(Website and app data records)
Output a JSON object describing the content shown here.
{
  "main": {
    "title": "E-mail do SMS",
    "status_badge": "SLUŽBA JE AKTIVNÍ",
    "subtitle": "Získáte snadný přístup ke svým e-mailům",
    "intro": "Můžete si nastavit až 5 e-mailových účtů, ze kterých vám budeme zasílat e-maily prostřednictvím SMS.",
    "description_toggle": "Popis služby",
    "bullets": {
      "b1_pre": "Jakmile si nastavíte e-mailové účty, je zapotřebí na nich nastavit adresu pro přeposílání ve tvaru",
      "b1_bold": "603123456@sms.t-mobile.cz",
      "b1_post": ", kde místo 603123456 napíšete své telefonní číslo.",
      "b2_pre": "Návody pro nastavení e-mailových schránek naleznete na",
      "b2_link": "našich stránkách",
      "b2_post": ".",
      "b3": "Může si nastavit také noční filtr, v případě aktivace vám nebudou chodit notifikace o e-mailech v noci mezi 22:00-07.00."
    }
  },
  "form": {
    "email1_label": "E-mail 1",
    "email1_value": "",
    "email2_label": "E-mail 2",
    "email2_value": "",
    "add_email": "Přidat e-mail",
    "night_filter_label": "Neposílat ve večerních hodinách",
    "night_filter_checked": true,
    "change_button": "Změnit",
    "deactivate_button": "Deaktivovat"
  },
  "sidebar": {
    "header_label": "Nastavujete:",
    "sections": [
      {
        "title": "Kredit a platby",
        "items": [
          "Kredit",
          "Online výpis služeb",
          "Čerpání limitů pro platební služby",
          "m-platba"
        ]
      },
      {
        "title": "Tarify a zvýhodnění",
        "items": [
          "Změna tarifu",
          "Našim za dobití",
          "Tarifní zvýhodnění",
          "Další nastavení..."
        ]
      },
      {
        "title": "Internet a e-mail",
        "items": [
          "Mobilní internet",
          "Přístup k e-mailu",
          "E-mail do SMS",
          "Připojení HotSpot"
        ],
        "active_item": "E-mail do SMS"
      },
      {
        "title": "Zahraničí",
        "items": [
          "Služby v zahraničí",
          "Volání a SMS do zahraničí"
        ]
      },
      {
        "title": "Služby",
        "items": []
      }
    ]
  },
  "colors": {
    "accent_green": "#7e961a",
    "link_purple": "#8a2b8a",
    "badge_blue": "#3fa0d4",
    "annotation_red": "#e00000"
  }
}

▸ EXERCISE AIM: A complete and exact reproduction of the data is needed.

▸ ANSWER SPACE:
Output a JSON object describing the content shown here.
{
  "main": {
    "title": "E-mail do SMS",
    "status_badge": "SLUŽBA JE AKTIVNÍ",
    "subtitle": "Získáte snadný přístup ke svým e-mailům",
    "intro": "Můžete si nastavit až 5 e-mailových účtů, ze kterých vám budeme zasílat e-maily prostřednictvím SMS.",
    "description_toggle": "Popis služby",
    "bullets": {
      "b1_pre": "Jakmile si nastavíte e-mailové účty, je zapotřebí na nich nastavit adresu pro přeposílání ve tvaru",
      "b1_bold": "603123456@sms.t-mobile.cz",
      "b1_post": ", kde místo 603123456 napíšete své telefonní číslo.",
      "b2_pre": "Návody pro nastavení e-mailových schránek naleznete na",
      "b2_link": "našich stránkách",
      "b2_post": ".",
      "b3": "Může si nastavit také noční filtr, v případě aktivace vám nebudou chodit notifikace o e-mailech v noci mezi 22:00-07.00."
    }
  },
  "form": {
    "email1_label": "E-mail 1",
    "email1_value": "",
    "email2_label": "E-mail 2",
    "email2_value": "",
    "add_email": "Přidat e-mail",
    "night_filter_label": "Neposílat ve večerních hodinách",
    "night_filter_checked": true,
    "change_button": "Změnit",
    "deactivate_button": "Deaktivovat"
  },
  "sidebar": {
    "header_label": "Nastavujete:",
    "sections": [
      {
        "title": "Kredit a platby",
        "items": [
          "Kredit",
          "Online výpis služeb",
          "Čerpání limitů pro platební služby",
          "m-platba"
        ]
      },
      {
        "title": "Tarify a zvýhodnění",
        "items": [
          "Změna tarifu",
          "Našim za dobití",
          "Tarifní zvýhodnění",
          "Další nastavení..."
        ]
      },
      {
        "title": "Internet a e-mail",
        "items": [
          "Mobilní internet",
          "Přístup k e-mailu",
          "E-mail do SMS",
          "Připojení HotSpot"
        ],
        "active_item": "E-mail do SMS"
      },
      {
        "title": "Zahraničí",
        "items": [
          "Služby v zahraničí",
          "Volání a SMS do zahraničí"
        ]
      },
      {
        "title": "Služby",
        "items": []
      }
    ]
  },
  "colors": {
    "accent_green": "#7e961a",
    "link_purple": "#8a2b8a",
    "badge_blue": "#3fa0d4",
    "annotation_red": "#e00000"
  }
}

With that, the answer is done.